Councils Must Attract Investors To Develop A Social Care Market That Meets The Needs Of All
Councils need to take the lead in attracting investment to social care services that meet people’s present and future needs, according to a new report entitled ‘Safe as Houses? What drives investment in social care?’
The report found that councils have the opportunity to shape the pattern of services available to all in their area, not just those they support financially, to ensure there are personalised services that people want.
The Commission for Social Care Inspection’s report looked at information raised during two seminars – one attended by corporate providers, analysts, investors and national policy makers, the other with members of a regional care association.
The report found that investors preferred the tried and tested investment in care homes and that providers are often dependent on council contracts.
Dame Denise Platt, CSCI Chair, said: “We’ve found that providers often rely on councils for contracts, therefore councils need to signal the need for new care services that are personalised and really meet the needs of people. Where councils lead, investors will follow.

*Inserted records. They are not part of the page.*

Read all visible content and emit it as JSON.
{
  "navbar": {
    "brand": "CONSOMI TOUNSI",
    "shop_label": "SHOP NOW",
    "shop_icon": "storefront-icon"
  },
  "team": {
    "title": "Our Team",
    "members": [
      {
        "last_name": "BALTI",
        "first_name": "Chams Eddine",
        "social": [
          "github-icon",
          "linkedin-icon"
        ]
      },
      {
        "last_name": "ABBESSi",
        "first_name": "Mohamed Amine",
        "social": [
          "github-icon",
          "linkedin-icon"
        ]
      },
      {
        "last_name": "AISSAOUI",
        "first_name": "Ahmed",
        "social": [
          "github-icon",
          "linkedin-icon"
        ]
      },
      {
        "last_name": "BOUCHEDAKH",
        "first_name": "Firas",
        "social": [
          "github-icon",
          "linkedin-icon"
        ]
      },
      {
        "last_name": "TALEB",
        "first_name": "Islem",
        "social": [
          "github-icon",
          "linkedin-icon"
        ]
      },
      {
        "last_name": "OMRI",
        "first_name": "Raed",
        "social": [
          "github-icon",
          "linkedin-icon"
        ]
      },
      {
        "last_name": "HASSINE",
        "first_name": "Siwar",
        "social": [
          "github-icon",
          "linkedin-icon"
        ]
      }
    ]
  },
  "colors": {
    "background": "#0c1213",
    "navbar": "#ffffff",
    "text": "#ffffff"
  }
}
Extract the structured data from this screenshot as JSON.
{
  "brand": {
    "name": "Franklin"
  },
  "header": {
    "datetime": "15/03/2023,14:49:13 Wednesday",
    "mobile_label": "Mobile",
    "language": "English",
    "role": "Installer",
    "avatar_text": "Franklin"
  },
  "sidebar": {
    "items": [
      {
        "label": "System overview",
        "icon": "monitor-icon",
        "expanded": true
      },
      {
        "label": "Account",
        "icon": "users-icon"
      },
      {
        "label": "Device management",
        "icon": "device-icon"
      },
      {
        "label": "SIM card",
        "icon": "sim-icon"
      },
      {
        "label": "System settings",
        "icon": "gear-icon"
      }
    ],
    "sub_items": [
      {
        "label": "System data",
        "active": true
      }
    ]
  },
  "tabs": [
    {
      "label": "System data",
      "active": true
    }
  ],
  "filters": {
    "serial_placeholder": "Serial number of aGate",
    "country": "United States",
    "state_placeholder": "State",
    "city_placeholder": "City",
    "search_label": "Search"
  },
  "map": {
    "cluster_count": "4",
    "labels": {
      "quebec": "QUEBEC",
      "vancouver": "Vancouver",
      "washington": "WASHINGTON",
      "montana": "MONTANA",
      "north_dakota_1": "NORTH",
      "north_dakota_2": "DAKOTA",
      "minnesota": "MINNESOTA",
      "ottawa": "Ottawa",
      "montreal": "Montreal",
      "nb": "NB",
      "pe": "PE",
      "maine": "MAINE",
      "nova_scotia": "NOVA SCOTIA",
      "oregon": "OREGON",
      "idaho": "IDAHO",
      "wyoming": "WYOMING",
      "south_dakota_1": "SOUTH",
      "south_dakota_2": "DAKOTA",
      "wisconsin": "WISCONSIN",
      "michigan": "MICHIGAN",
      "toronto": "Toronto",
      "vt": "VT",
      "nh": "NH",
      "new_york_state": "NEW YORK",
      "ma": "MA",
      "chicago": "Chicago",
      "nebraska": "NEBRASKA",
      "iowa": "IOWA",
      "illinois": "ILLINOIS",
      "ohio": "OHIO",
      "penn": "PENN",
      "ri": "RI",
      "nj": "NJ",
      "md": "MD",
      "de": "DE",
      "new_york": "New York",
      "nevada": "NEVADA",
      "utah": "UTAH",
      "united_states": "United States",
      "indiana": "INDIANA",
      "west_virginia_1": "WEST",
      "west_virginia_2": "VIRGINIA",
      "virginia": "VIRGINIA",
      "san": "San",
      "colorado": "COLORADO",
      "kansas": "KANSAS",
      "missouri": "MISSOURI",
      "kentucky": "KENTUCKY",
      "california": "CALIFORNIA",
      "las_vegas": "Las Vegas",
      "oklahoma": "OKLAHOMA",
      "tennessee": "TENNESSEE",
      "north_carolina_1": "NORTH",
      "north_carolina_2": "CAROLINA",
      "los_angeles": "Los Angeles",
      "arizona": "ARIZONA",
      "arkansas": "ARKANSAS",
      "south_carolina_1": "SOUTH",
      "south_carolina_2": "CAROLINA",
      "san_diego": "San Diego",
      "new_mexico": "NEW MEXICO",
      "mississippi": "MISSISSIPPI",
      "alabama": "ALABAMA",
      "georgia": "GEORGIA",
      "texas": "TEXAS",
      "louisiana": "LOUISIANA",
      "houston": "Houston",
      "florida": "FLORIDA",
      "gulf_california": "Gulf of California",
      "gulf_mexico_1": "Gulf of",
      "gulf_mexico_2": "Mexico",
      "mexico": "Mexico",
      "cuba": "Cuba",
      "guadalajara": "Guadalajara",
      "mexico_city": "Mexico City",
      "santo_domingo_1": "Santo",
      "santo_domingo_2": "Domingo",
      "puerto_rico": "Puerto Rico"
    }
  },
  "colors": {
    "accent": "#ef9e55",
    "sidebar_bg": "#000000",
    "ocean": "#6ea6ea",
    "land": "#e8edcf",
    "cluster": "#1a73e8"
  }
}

“Too often there is a limited range of services available and offered to people. We need investors to look further afield than the ‘safe’ models of care, to really open up the opportunities for all those who use care services now and for the future.”
Investors tend to treat social care like any other business, seeking a return on their investment within, at most, seven to ten years. This makes them cautious about the risks from new models of care. To develop social care services that fit people’s current and future needs, councils need to be less risk averse in strategic commissioning.
They also need to track people’s individual preferences and work with partners in housing and health services to indicate people’s future requirements to investors and providers.
Direct Payments and Individual Budgets represent further opportunities for services to develop in response to people’s individual wishes. Councils and investors need to seize these and other opportunities to further develop the social care market.